The reader interested in moving to connections between harmonic analysis and the Kakeya conjecture can skip these chapters in the third movement and move directly to the denouement in Part IV, *Fourier restriction and Kakeya type problems*. This final part comprises close to two-fifths of the text proper, and is perhaps where the pulse of living mathematics lies closest to the book’s surface. Here the reader will find a thorough discussion of the incredible network of conjectures that surround Stein’s restriction problem and the Kakeya conjecture. The restriction problem began with Stein’s seminal work from the 1960s that uncovered the surprising fact that one is able to restrict the Fourier transform of \(L^p\) functions to certain measure zero sets such as certain curved hypersurfaces like the sphere, but not to hyperplanes. The statement of the restriction conjecture is somewhat technical, and I refer the interested reader to the articles linked to below. The Kakeya conjecture, which is far easier to state, asserts that measure zero subsets of \(\mathbb{R}^n\) (with \(n>2\)) that contain a unit line segment in every direction (such sets are called Besicovitch sets) must have full Hausdorff dimension. Note that the existence of Besicovitch sets is non-trivial, though it is a fact that can be established via various means today (see Section 11.6, “Further Comments”, for an excellent survey). As mentioned above, Mattila does provide a neat construction of such sets (following Falconer).

As an introduction to some of the issues involved, aimed at a non-specialist reader, I suggest sampling Terence Tao’s *From rotating needles to stability of waves: emerging connections between combinatorics, analysis, and PDE* (*Notices AMS* 48 (2001), no. 3, 294-303) coupled with Izabella Łaba’s insightful *Comments on Tao’s March 2001 Notices article*. Those interested in the extent of the subject’s reach to additive combinatorics should study Łaba’s survey *From harmonic analysis to arithmetic combinatorics* (*Bull. AMS (N.S.)* 45 (2008), no. 1, 77-115).

One should mention that there are, sadly, no exercises. So instructors planning on using the text to teach a graduate course will have to create their own. I also felt that the text would benefit from the inclusion of more diagrams, though this is more a reflection of my own approach to teaching mathematics than a criticism of Mattila’s style. Each of the 25 chapters in the book ends with an excellent *Further Comments* section, which provide food for thought and pointers to articles. Such sections would be especially useful if one were using the text to lead a seminar.

Suffice it to say that my brief review does little justice to the wide scope and excellent exposition that are hallmarks of Mattila’s style.
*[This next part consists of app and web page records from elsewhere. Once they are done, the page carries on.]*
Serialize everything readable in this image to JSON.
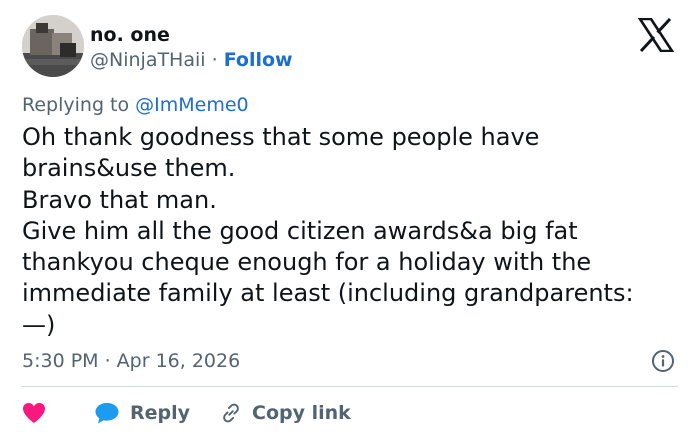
{
  "author": {
    "name": "no. one",
    "handle": "@NinjaTHaii",
    "separator": " · ",
    "follow_label": "Follow"
  },
  "reply_context": {
    "prefix": "Replying to ",
    "handle": "@ImMeme0"
  },
  "tweet": {
    "lines": [
      "Oh thank goodness that some people have",
      "brains&use them.",
      "Bravo that man.",
      "Give him all the good citizen awards&a big fat",
      "thankyou cheque enough for a holiday with the",
      "immediate family at least (including grandparents:",
      "—)"
    ],
    "timestamp": "5:30 PM · Apr 16, 2026"
  },
  "actions": {
    "reply_label": "Reply",
    "copy_link_label": "Copy link"
  },
  "icons": {
    "platform": "x-logo-icon",
    "info": "info-icon",
    "like": "heart-icon",
    "reply": "speech-bubble-icon",
    "copy": "link-icon"
  },
  "colors": {
    "link": "#1d6ecf",
    "secondary_text": "#536471",
    "heart": "#f91880",
    "reply_bubble": "#1d9bf0",
    "divider": "#cfd9de"
  }
}
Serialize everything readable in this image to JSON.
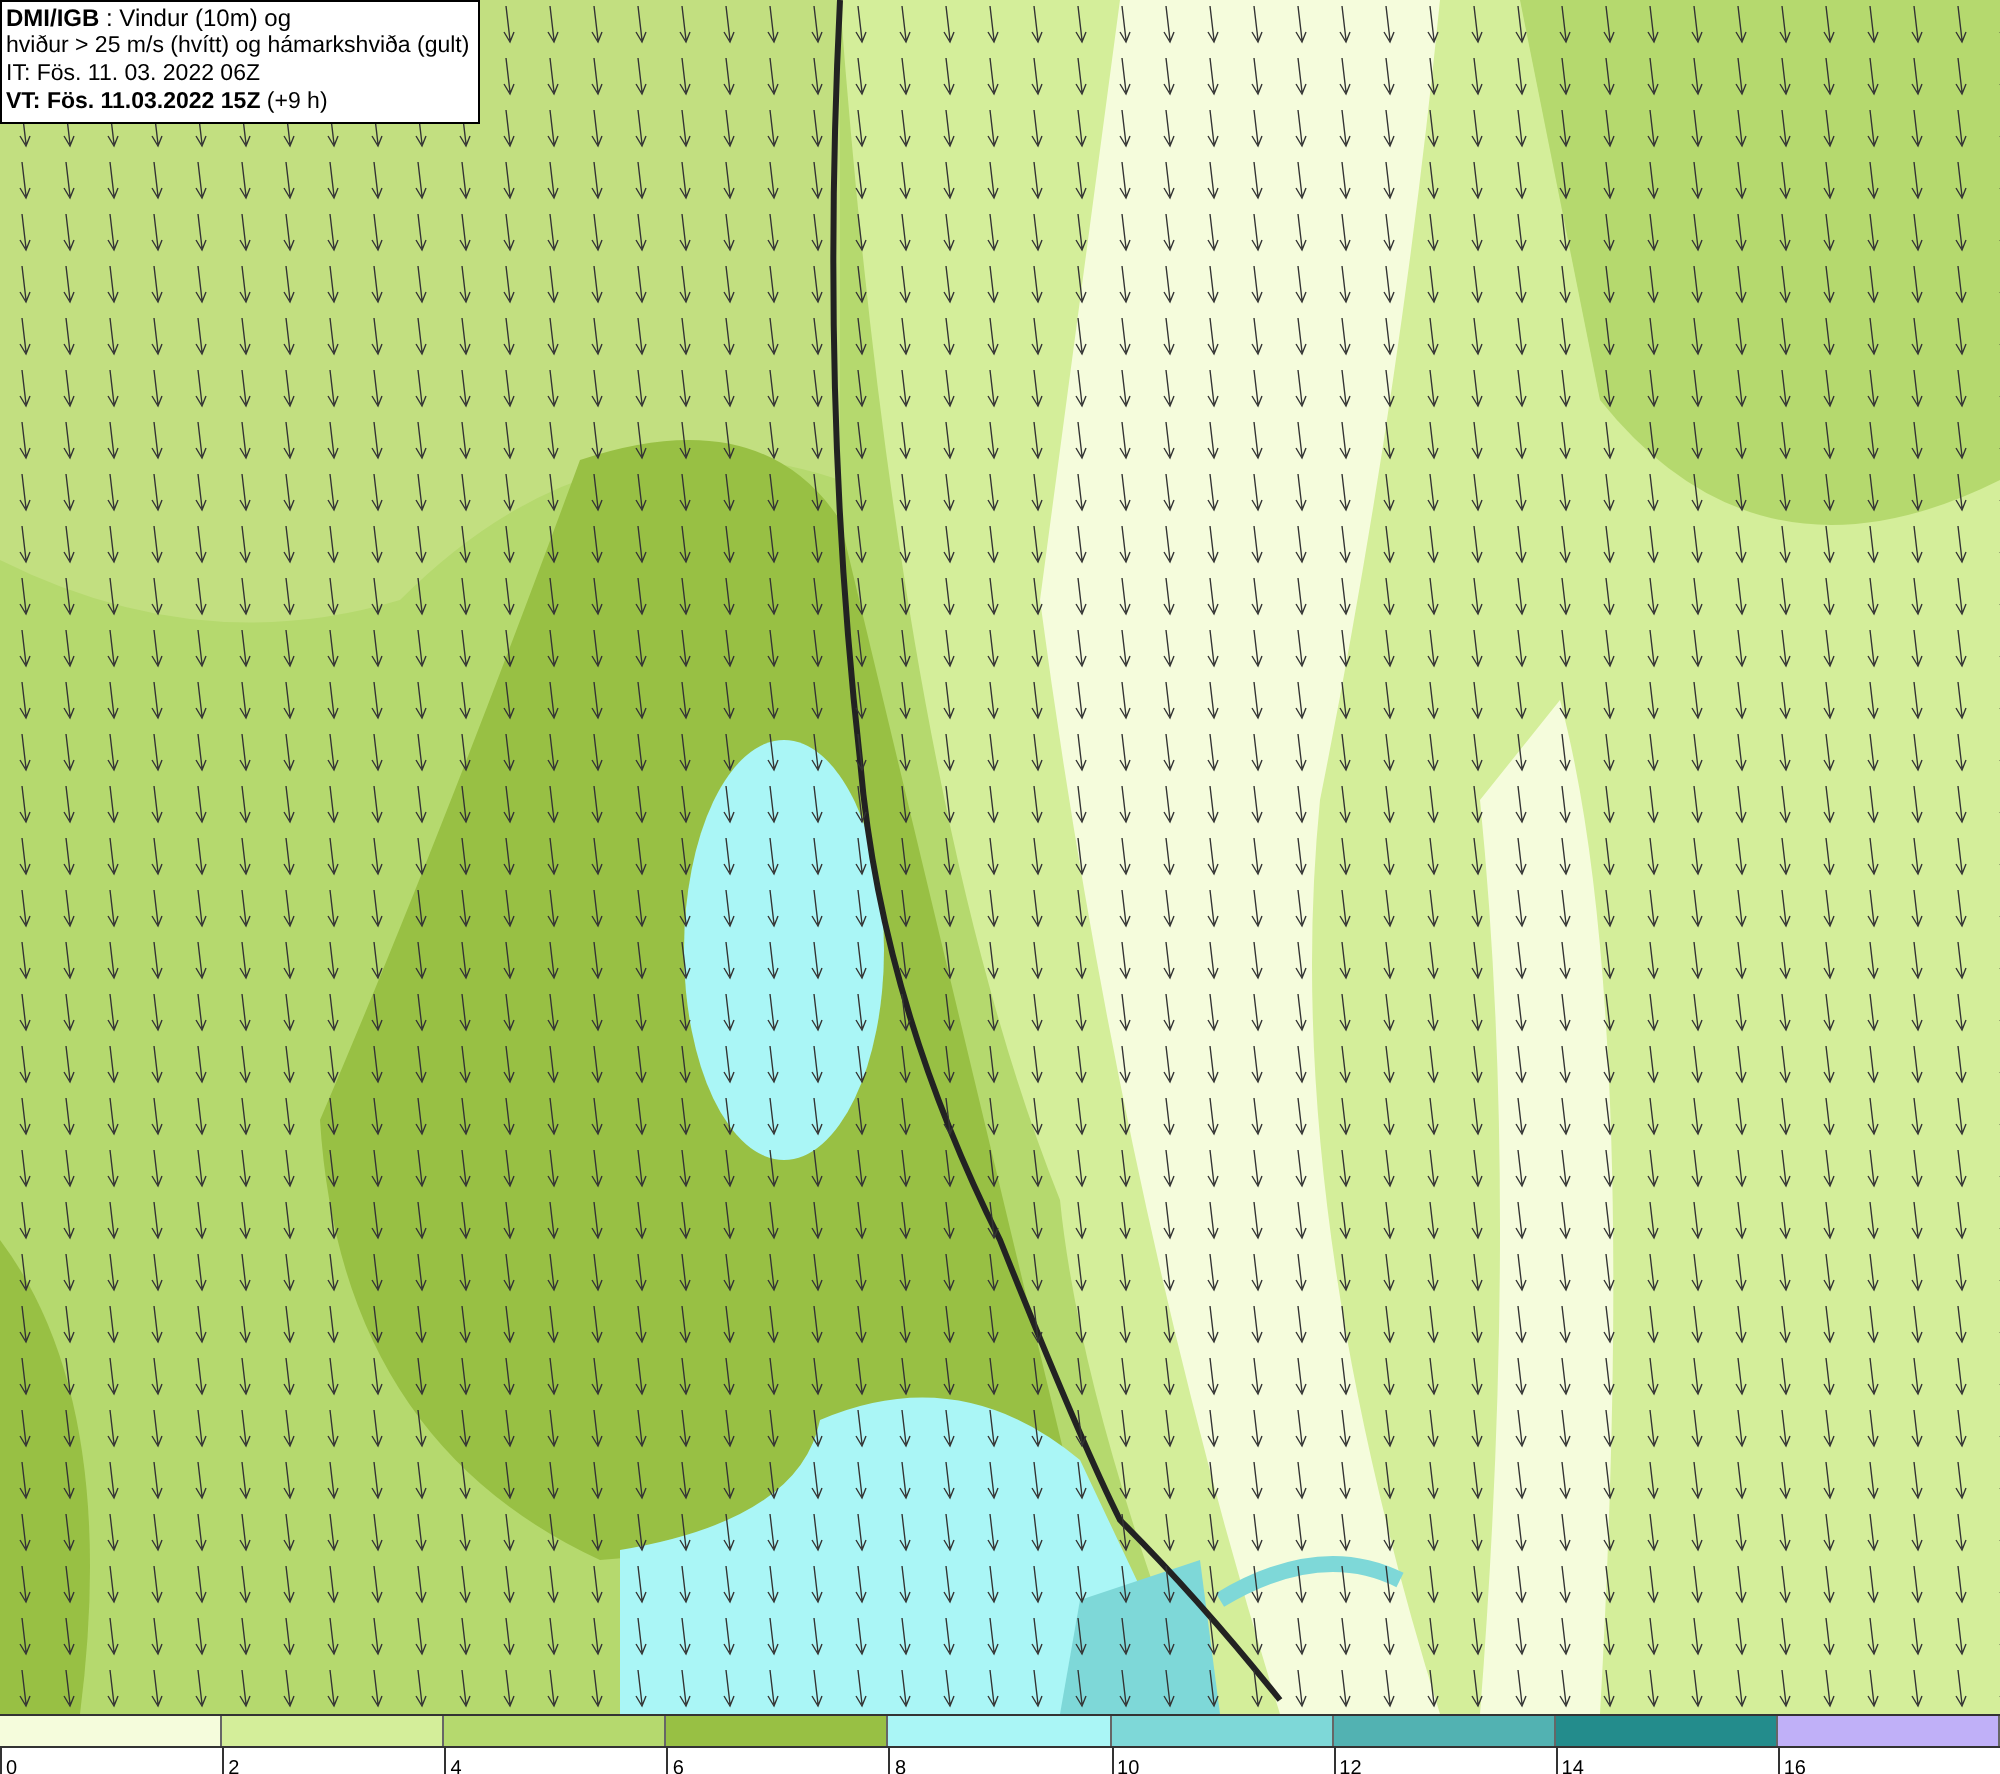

Libraries should be encouraged to buy their copies in haste.

Tushar Das is an Associate Professor of Mathematics at the University of Wisconsin–La Crosse.